(Extracted records)
╔══

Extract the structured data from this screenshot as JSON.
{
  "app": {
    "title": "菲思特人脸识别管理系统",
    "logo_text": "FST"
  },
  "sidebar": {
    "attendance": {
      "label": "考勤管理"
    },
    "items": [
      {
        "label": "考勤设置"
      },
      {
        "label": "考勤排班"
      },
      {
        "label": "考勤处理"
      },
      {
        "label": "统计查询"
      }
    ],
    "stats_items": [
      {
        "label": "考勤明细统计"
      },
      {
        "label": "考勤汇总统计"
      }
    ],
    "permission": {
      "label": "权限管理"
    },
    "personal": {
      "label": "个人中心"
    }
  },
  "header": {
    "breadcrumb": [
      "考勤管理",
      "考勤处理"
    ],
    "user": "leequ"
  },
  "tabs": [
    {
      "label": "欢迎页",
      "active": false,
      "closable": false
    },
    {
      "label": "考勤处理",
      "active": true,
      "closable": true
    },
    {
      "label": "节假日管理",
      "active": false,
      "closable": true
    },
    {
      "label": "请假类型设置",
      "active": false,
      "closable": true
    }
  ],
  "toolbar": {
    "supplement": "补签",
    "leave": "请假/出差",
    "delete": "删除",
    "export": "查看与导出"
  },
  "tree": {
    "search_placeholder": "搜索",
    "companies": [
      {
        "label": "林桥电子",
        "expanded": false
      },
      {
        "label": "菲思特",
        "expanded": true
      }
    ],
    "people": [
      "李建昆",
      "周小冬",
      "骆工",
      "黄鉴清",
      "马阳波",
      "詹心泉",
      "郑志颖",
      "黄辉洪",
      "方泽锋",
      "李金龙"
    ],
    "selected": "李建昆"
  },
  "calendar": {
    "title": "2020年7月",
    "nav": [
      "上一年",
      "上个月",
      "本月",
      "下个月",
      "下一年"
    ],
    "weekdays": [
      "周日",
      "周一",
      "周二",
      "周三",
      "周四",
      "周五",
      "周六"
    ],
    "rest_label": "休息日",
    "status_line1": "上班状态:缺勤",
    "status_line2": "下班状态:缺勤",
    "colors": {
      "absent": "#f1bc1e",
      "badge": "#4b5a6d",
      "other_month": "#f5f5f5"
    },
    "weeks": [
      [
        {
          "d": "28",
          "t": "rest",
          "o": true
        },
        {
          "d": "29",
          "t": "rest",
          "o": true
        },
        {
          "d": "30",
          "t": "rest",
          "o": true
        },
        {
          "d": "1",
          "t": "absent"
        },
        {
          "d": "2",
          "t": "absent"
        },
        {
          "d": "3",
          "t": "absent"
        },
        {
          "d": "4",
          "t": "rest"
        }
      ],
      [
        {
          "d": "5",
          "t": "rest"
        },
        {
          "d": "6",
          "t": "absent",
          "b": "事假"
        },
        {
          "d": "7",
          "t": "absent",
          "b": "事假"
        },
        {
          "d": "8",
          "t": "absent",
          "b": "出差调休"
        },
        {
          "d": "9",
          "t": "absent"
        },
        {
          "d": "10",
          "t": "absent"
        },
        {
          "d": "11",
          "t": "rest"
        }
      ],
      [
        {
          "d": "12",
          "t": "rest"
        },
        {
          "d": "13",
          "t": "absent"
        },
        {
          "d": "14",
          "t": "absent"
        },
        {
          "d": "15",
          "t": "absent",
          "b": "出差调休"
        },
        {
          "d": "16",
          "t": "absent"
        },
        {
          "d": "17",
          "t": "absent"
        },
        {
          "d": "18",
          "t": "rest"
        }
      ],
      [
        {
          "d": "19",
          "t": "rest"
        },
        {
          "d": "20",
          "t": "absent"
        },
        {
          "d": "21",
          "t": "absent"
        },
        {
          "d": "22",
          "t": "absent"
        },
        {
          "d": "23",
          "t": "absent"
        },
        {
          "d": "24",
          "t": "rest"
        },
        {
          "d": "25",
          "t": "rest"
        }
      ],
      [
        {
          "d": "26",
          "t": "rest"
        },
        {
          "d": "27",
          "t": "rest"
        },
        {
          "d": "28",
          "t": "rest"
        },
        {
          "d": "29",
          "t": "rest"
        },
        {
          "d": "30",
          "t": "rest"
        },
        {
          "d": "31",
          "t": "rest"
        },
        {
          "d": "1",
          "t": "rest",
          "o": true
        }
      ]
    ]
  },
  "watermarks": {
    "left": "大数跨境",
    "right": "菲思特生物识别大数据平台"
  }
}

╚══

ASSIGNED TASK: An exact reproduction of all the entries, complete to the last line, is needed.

TASK RESULT:
Extract the structured data from this screenshot as JSON.
{
  "app": {
    "title": "菲思特人脸识别管理系统",
    "logo_text": "FST"
  },
  "sidebar": {
    "attendance": {
      "label": "考勤管理"
    },
    "items": [
      {
        "label": "考勤设置"
      },
      {
        "label": "考勤排班"
      },
      {
        "label": "考勤处理"
      },
      {
        "label": "统计查询"
      }
    ],
    "stats_items": [
      {
        "label": "考勤明细统计"
      },
      {
        "label": "考勤汇总统计"
      }
    ],
    "permission": {
      "label": "权限管理"
    },
    "personal": {
      "label": "个人中心"
    }
  },
  "header": {
    "breadcrumb": [
      "考勤管理",
      "考勤处理"
    ],
    "user": "leequ"
  },
  "tabs": [
    {
      "label": "欢迎页",
      "active": false,
      "closable": false
    },
    {
      "label": "考勤处理",
      "active": true,
      "closable": true
    },
    {
      "label": "节假日管理",
      "active": false,
      "closable": true
    },
    {
      "label": "请假类型设置",
      "active": false,
      "closable": true
    }
  ],
  "toolbar": {
    "supplement": "补签",
    "leave": "请假/出差",
    "delete": "删除",
    "export": "查看与导出"
  },
  "tree": {
    "search_placeholder": "搜索",
    "companies": [
      {
        "label": "林桥电子",
        "expanded": false
      },
      {
        "label": "菲思特",
        "expanded": true
      }
    ],
    "people": [
      "李建昆",
      "周小冬",
      "骆工",
      "黄鉴清",
      "马阳波",
      "詹心泉",
      "郑志颖",
      "黄辉洪",
      "方泽锋",
      "李金龙"
    ],
    "selected": "李建昆"
  },
  "calendar": {
    "title": "2020年7月",
    "nav": [
      "上一年",
      "上个月",
      "本月",
      "下个月",
      "下一年"
    ],
    "weekdays": [
      "周日",
      "周一",
      "周二",
      "周三",
      "周四",
      "周五",
      "周六"
    ],
    "rest_label": "休息日",
    "status_line1": "上班状态:缺勤",
    "status_line2": "下班状态:缺勤",
    "colors": {
      "absent": "#f1bc1e",
      "badge": "#4b5a6d",
      "other_month": "#f5f5f5"
    },
    "weeks": [
      [
        {
          "d": "28",
          "t": "rest",
          "o": true
        },
        {
          "d": "29",
          "t": "rest",
          "o": true
        },
        {
          "d": "30",
          "t": "rest",
          "o": true
        },
        {
          "d": "1",
          "t": "absent"
        },
        {
          "d": "2",
          "t": "absent"
        },
        {
          "d": "3",
          "t": "absent"
        },
        {
          "d": "4",
          "t": "rest"
        }
      ],
      [
        {
          "d": "5",
          "t": "rest"
        },
        {
          "d": "6",
          "t": "absent",
          "b": "事假"
        },
        {
          "d": "7",
          "t": "absent",
          "b": "事假"
        },
        {
          "d": "8",
          "t": "absent",
          "b": "出差调休"
        },
        {
          "d": "9",
          "t": "absent"
        },
        {
          "d": "10",
          "t": "absent"
        },
        {
          "d": "11",
          "t": "rest"
        }
      ],
      [
        {
          "d": "12",
          "t": "rest"
        },
        {
          "d": "13",
          "t": "absent"
        },
        {
          "d": "14",
          "t": "absent"
        },
        {
          "d": "15",
          "t": "absent",
          "b": "出差调休"
        },
        {
          "d": "16",
          "t": "absent"
        },
        {
          "d": "17",
          "t": "absent"
        },
        {
          "d": "18",
          "t": "rest"
        }
      ],
      [
        {
          "d": "19",
          "t": "rest"
        },
        {
          "d": "20",
          "t": "absent"
        },
        {
          "d": "21",
          "t": "absent"
        },
        {
          "d": "22",
          "t": "absent"
        },
        {
          "d": "23",
          "t": "absent"
        },
        {
          "d": "24",
          "t": "rest"
        },
        {
          "d": "25",
          "t": "rest"
        }
      ],
      [
        {
          "d": "26",
          "t": "rest"
        },
        {
          "d": "27",
          "t": "rest"
        },
        {
          "d": "28",
          "t": "rest"
        },
        {
          "d": "29",
          "t": "rest"
        },
        {
          "d": "30",
          "t": "rest"
        },
        {
          "d": "31",
          "t": "rest"
        },
        {
          "d": "1",
          "t": "rest",
          "o": true
        }
      ]
    ]
  },
  "watermarks": {
    "left": "大数跨境",
    "right": "菲思特生物识别大数据平台"
  }
}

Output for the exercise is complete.